A few grey hairs or crow’s feet haven’t managed to slow down Morgan Freeman’s career, or Christopher Plummer’s, or Denzel Washington’s, or Harrison Ford’s for that matter. The last time I checked, no one was outraged at seeing the actor – who’s about 20 years older than Clooney – reprise his role as Han Solo in the most recent Star Wars film. The return of leading man Michael Keaton, who made the transition from Batman in the 1990s to Birdman in 2015, was greeted with enthusiasm and award recognition. Heck, throw Clint Eastwood on the big screen at age 85 and audiences will buy that he can still lay the smackdown on opponents a fraction of his age.

And that’s just the men.
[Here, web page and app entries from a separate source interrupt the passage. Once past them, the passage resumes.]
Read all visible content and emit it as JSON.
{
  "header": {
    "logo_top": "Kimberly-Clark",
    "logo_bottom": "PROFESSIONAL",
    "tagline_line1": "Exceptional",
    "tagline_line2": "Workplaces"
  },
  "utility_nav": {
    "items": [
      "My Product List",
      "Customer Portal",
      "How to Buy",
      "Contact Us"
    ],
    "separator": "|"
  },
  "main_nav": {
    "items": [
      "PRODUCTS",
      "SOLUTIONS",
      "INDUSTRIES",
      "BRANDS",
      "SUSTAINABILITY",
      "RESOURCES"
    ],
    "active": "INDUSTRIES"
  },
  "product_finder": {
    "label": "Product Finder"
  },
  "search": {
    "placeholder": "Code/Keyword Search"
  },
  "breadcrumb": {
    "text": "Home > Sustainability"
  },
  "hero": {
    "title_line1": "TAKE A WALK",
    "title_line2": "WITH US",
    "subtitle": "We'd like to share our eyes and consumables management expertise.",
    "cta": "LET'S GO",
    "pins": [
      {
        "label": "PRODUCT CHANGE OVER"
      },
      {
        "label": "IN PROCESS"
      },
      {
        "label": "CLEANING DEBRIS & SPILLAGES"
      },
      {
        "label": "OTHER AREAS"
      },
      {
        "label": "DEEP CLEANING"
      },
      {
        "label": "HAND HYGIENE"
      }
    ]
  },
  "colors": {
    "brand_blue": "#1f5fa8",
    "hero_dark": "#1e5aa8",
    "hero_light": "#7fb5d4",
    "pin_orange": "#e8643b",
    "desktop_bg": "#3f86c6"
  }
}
The leading ladies – as Clooney noted in the same interview – have it far worse when it comes to scrutiny as they age, yet actresses who run the gauntlet of the 45+ age range, from Meryl Streep to Dame Helen Mirren to Viola Davis to Jane Fonda and Taraji P. Henson, are some of the hottest, most in demand talents in Tinseltown. They refuse to let age put a wrinkle, so to speak, in any opportunities to find and perform meaningful roles.

From action flicks to comedy to high drama and rom-com couplings, the opportunities for stars of a certain age in Hollywood are arguably better now than they’ve ever been. And as for Clooney’s contention that no one wants to see anybody age, that’s partly true because, in reality, age is becoming less and less of a factor. Instead, audiences want to see them act, sing, dance, tell stories, captivate and inspire, regardless of their age.

But if George’s age has him feeling a little shy, he’s more than welcome to step behind the camera. However, if he’s worried about being embarrassed by how he appears on screen, let’s not forget his directorial efforts like Leatherheads, or The Monuments Men.

There isn’t a wrinkle cream in the world that can make those bad reviews disappear.